We’re all kidding ourselves if we still think that the war on drugs is ever going to accomplish anything. It isn’t easy for me to say this, because everything I’ve ever done professionally was about a duty to uphold laws that were written to take drugs and the people involved with them out of mainstream society. None of it is working and maybe it’s time to face the simple truth that it’s isn’t going to work. I think we should surrender and make drugs legal.
Mexico released what the country considered good news this week – that the numbers of drug related murders had fallen for the first five months of 2012. From 2011’s total of 16,800 deaths to a projected 12,000 for 2012, Mexico touted this as a positive thing. Since President Calderon took office in 2006, 47,515 people have been murdered because of drug trafficking. They were cartel leaders, drug dealers and mules, politicians and police officers who refused to be bribed, or simply innocent bystanders. The United States is responsible for these deaths, too – something which became more apparent during the recent battle over “Operation Fast and Furious”.
Fast and Furious is just one of the missions, along with Operation Wide Receiver, designed and administered by the Department of Justice and the Bureau of Alcohol, Tobacco and Firearms, which came under the umbrella “Project Gunrunner”, beginning in 2006. The goal of these projects was to locate and follow members of Mexican drug cartels by selling weapons to arms’ traffickers who would, in turn, sell them to the drug gangs – a concept known as “gunwalking”. The guns, some of which are military grade, would serve as tracking devices which would lead law enforcement to the bad guys. “Project Gunrunner” was and is an epic failure. Out of the nearly 4,000 firearms which were sold, several hundred are missing and a couple of hundred have been recovered at the sites of drug related killings, including that of Border Patrol Agent Brian Terry.
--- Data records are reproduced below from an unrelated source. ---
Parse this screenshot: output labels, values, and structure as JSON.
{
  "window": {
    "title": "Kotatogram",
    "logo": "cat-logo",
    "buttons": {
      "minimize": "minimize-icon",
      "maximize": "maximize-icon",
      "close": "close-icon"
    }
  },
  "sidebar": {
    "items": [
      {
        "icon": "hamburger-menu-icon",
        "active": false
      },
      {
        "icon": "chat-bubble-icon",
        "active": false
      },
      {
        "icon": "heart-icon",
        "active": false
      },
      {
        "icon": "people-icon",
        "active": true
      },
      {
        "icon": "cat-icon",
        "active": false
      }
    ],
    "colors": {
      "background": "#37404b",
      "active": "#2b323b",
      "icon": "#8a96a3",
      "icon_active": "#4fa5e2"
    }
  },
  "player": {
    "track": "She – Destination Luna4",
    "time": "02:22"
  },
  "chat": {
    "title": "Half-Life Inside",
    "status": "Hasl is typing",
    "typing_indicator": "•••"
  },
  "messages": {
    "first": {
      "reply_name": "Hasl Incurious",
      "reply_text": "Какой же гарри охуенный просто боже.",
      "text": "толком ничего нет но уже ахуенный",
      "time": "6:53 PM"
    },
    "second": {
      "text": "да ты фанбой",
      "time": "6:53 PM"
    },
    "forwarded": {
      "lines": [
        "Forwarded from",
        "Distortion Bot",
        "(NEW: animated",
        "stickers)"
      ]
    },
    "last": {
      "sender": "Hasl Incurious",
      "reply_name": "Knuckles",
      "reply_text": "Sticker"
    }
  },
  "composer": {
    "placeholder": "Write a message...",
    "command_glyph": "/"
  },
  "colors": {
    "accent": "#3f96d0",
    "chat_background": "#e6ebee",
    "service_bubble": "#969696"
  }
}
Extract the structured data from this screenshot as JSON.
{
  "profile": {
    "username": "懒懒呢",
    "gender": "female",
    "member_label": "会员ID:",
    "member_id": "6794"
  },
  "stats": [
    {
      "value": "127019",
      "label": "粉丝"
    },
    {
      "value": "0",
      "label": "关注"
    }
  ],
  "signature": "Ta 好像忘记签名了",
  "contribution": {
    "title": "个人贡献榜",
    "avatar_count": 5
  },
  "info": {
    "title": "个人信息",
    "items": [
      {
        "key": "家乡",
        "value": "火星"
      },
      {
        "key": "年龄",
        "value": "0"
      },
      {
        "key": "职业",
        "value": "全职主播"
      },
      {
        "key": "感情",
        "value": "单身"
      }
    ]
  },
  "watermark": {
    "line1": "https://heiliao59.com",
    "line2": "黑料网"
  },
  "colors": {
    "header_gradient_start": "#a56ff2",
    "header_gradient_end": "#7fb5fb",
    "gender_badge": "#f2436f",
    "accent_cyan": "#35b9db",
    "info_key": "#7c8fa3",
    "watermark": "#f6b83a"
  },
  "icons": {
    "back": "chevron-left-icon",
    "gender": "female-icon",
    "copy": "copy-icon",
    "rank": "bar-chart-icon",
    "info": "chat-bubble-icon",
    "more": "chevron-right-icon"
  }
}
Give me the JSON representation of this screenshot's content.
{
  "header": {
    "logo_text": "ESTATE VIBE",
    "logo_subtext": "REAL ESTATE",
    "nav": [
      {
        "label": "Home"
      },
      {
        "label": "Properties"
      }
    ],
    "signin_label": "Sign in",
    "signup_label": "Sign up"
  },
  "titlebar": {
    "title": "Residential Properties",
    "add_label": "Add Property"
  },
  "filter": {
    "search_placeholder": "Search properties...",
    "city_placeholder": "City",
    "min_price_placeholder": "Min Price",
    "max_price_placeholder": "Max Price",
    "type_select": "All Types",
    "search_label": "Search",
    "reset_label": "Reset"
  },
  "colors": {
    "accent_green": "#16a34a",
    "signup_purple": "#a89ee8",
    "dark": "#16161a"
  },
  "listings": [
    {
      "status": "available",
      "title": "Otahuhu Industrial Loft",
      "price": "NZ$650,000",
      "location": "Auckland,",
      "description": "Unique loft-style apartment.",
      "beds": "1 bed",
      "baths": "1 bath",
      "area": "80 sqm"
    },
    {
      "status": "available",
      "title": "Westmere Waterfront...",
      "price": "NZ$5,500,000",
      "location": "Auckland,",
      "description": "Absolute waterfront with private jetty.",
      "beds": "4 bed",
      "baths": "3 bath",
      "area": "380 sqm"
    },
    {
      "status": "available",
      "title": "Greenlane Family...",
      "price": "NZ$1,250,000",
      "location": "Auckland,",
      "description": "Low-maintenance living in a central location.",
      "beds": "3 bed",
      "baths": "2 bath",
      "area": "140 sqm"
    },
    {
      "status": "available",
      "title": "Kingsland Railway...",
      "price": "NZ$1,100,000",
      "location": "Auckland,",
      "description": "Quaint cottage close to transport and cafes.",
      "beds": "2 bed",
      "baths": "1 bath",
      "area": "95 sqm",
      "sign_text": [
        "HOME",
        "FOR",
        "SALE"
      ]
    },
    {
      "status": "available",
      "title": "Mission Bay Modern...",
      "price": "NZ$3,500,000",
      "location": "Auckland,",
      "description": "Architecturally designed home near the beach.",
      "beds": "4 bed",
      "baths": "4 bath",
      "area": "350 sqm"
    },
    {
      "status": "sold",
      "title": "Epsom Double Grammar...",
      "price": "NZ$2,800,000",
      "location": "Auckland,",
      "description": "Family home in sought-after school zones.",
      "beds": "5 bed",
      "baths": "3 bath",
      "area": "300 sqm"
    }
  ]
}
It isn’t just the number of murders that provide the evidence that drugs and drug dealers are winning. The financial resources expended on this are equally staggering. The United States spends an estimated $215 billion per year for enforcement of the laws, care and housing of prisoners and administrative costs – enough money to provide health care for 30 million of its’ citizens.
That’s not the only money that is involved, nor is it the largest amount. Between 2004 and 2007, Wachovia Bank laundered approximately $378 billion in drug money. Bank officials said that they had no idea that the problem was that bad, even though several employees from within the institution did everything they could to bring it to anyone’s and everyone’s attention. Those employees were either let go, threatened or ignored. When Wells Fargo assumed the liabilities of Wachovia after the takeover, the new banking giant paid a mere $160 million in fines and penalties, and the problem went away. It’s always a matter of following the money, and drug trafficking is no different – right down to having some powerful and influential co-conspirators in business suits and ties.
The United States learned a hard lesson during the Prohibition Era. If people couldn’t legally buy what they wanted, they would find a way to get it elsewhere or make it themselves. That time in our history also resulted in criminal conspiracies, the appropriation and distribution of illegal substances and murders. What is going on today, with the drug trade, however, makes the St. Valentine’s Day massacre look like child’s play.
Perhaps this country should stop fighting this particular vice and just do what it did with alcohol 80 years ago. The United States found itself in the business of booze. The country could regulate the way it was made, sold and distributed – and it could be taxed. It’s safer, it’s controlled and it’s profitable. The same thing could be done with those drugs now considered to be harmful and illegal. If you take the profit out of the hands of the cartels and put it into the coffers of the government, you’re way ahead of the game. It wouldn’t have an impact only on homicide statistics, either. Burglaries, robberies, car thefts and assaults, among other crimes, would all drop as a result. If we want to address the drug problem, then maybe a good way to start is to stop making it a problem. Whatever steps the country takes in this direction certainly couldn’t make it any worse.